Biologists have learned that steelhead will quickly explore and reoccupy lost stream sections that are reconnected. One example is the Troy dam outside of the city of Troy, which was built in the 1930s to provide water to the city. Even though the reservoir filled with sediment within three years, it took 70 years before the dam was finally removed. But when it was gone, it only took a year before steelhead moved past the dam site and spawned in areas that were blocked for decades.
Biologists identified other barriers in the Potlatch watershed that, if removed, will immediately provide new habitat for steelhead to occupy. One example is a highway culvert on Big Meadow Creek blocking access to 10 miles of stream, and another is on Spring Valley Creek that limits access to another 10 miles of stream.

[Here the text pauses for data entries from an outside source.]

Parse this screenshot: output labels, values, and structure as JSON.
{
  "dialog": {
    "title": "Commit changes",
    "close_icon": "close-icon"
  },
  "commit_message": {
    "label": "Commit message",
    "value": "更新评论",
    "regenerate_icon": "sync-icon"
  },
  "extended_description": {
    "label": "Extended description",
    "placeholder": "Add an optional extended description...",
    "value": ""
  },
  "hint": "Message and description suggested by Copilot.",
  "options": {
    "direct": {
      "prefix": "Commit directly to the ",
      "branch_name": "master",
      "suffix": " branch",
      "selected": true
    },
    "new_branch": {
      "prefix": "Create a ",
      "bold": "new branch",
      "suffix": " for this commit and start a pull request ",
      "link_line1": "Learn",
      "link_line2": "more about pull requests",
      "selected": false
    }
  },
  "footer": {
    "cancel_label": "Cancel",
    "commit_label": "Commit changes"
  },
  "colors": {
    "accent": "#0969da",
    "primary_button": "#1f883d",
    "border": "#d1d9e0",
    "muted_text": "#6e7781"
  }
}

Big Bear Creek currently has a waterfall barrier, and because of changes in the upper watershed over the last century, spring flows turn the falls into a firehose that severely limits steelhead passage during spawning migration.
As these barriers are removed, steelhead will reoccupy areas that have been inaccessible for decades, which will allow young fish to spread out and reduce competition for space and food.
Restoring instream habitat
In the upper Potlatch River basin, historic timber practices and development altered tributary streams when roads and railroad grades were constructed in stream bottoms to access timber. Trees along the streams were harvested because they were often the easiest to access. Stream channels were straightened and cleared to reduce flooding of roads, pastures and buildings.
Those activities led to straightened stream channels, which removed obstructions and features that steelhead need to survive, such as shade that cools water and provides hiding cover, velocity breaks for fish to rest, different gravel and rock sizes for spawning, and habitat for insects and other food sources.
Previous studies in the Potlatch watershed showed many juvenile steelhead migrated out of the upper watershed a year earlier than normal, probably to find better habitat downstream.
Biologists are focusing these types restoration efforts in the East Fork Potlatch River watershed because they determined steelhead production in this basin is limited by a lack of channel complexity.
Projects include adding large woody material, placing streams back into their historic channel, fencing out livestock, and planting riparian vegetation. Monitoring efforts are showing increased densities of steelhead where restoration work has been done.
Fish and Game is making progress in the Potlatch River system and getting encouraging results, but none of it would be possible without cooperation from landowners, and its partners, including the Latah Soil and Water Conservation District, Bonneville Power Administration, Office of Species Conservation, Idaho Department of Lands, U.S. Forest Service, Natural Resource Conservation Service, Potlatch Corporation and Bennett Lumber.